Please find all lines in the data that hold the string "true" and copy them.

Interface dataset entries:
[Start of section]

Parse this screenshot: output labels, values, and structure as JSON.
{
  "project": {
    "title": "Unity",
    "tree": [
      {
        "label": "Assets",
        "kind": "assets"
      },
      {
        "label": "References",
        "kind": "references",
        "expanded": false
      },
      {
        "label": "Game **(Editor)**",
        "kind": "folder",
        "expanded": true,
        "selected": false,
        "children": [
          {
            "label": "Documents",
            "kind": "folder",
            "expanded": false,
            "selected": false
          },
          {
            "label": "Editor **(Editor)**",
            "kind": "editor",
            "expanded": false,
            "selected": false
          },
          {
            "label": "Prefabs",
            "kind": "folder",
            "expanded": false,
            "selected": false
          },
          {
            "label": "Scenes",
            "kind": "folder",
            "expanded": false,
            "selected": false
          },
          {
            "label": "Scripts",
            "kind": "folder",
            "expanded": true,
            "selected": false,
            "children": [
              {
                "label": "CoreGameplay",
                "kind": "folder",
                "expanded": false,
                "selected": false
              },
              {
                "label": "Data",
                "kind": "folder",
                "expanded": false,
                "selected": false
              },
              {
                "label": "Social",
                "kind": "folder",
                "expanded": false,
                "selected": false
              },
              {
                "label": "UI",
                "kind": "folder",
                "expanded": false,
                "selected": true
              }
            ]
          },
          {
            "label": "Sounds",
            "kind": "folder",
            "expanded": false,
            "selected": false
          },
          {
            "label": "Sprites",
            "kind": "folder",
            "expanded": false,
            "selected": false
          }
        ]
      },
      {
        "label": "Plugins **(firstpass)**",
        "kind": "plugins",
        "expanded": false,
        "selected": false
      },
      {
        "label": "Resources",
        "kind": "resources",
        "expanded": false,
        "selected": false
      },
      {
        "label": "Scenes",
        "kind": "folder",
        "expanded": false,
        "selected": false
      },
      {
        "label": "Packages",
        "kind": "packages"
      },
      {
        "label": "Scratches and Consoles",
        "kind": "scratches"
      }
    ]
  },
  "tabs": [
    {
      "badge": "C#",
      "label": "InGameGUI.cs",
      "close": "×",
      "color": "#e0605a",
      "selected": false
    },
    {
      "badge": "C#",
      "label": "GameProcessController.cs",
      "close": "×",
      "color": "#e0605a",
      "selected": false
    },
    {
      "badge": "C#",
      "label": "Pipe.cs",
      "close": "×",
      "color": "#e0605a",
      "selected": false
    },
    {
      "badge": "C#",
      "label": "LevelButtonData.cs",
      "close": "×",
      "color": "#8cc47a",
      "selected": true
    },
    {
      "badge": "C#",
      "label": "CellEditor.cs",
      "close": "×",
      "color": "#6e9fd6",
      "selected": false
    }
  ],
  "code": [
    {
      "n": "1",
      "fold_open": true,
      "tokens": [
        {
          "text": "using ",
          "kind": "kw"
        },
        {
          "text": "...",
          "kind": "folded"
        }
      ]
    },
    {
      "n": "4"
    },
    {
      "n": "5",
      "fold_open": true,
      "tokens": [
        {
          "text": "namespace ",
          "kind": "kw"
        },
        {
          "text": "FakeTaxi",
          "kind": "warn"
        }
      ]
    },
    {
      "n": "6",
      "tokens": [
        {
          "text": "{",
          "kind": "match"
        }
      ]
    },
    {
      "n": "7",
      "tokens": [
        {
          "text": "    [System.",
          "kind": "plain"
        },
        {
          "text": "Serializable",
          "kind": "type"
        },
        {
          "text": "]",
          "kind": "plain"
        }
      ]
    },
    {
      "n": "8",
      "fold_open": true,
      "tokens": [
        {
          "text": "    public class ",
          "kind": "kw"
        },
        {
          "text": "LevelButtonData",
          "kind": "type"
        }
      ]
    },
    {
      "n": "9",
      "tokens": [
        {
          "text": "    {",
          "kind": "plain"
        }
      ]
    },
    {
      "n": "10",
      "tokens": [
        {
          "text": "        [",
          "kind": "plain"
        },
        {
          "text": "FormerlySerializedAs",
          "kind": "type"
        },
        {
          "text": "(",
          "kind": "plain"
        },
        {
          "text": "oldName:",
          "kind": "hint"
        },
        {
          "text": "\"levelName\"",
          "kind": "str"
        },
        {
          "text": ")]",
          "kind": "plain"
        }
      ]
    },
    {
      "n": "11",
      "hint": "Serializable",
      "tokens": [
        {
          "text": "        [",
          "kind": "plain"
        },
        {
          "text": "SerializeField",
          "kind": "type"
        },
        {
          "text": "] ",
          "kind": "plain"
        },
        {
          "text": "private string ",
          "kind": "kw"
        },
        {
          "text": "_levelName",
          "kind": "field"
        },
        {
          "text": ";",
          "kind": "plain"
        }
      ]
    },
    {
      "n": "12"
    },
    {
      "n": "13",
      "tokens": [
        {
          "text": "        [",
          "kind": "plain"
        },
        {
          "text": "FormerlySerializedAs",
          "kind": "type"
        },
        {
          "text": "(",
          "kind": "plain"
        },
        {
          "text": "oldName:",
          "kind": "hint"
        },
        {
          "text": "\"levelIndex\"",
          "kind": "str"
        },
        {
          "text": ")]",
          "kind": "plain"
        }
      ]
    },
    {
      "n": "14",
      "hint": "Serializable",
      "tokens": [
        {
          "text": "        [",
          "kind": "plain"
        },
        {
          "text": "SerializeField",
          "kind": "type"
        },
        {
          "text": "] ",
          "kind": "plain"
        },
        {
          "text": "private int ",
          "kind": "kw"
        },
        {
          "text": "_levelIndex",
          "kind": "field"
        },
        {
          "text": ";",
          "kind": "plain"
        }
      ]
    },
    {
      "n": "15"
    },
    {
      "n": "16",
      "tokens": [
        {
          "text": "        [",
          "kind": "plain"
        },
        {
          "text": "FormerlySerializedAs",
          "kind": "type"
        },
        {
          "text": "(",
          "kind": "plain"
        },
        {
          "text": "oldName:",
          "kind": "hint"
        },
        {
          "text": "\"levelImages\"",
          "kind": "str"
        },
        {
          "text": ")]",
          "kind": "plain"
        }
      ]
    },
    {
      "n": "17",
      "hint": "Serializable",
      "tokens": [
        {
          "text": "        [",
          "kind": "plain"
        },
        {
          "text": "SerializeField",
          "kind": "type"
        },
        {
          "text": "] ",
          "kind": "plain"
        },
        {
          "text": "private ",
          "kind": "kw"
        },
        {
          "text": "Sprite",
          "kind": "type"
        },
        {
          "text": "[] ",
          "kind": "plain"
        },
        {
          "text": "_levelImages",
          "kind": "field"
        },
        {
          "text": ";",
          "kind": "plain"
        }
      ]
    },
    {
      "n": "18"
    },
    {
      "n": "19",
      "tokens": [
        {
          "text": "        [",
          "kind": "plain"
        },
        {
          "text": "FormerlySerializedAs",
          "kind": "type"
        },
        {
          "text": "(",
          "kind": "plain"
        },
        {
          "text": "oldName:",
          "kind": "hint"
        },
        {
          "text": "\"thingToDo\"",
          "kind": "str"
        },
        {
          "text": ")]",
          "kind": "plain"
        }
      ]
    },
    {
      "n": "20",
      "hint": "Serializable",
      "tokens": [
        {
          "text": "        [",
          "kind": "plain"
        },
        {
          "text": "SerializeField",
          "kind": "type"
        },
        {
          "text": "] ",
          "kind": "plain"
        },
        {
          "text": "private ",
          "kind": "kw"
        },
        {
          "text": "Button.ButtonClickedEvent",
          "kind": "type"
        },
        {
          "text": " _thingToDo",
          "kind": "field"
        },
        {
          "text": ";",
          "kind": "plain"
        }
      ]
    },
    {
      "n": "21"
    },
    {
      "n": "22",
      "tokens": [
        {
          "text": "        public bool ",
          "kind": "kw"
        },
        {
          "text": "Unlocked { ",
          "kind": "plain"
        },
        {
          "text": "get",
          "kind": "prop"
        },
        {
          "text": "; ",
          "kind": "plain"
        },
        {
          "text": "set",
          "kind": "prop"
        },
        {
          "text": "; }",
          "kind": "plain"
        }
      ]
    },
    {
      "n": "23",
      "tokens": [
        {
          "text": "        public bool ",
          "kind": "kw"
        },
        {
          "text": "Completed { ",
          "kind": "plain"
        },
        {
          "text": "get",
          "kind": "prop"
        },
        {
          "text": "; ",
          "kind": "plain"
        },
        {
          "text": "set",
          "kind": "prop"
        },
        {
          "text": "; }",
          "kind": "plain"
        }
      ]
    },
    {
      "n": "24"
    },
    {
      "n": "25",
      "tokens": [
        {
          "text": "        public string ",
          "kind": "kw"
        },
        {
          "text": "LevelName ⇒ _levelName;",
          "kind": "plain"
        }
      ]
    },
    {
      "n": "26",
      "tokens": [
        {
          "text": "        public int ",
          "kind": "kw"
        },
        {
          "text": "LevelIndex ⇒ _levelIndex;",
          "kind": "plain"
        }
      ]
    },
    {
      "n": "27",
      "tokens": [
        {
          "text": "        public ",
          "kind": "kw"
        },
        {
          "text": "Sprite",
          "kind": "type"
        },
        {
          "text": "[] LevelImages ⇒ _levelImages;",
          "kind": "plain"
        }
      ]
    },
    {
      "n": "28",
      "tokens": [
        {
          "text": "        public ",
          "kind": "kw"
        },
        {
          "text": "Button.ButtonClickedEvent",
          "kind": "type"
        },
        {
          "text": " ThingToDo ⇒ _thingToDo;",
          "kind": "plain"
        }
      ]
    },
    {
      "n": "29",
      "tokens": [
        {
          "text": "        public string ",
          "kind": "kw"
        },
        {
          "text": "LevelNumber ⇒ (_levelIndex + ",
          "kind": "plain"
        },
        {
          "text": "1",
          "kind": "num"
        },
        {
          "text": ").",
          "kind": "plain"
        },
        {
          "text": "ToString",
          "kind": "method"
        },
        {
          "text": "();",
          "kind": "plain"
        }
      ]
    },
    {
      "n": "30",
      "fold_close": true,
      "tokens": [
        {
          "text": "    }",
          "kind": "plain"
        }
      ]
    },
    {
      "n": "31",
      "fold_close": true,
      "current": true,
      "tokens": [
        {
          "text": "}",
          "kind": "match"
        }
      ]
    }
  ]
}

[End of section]

◆ **SOLUTION**
        "expanded": true,
            "expanded": true,
                "selected": true
      "selected": true
      "fold_open": true,
      "fold_open": true,
      "fold_open": true,
      "fold_close": true,
      "fold_close": true,
      "current": true,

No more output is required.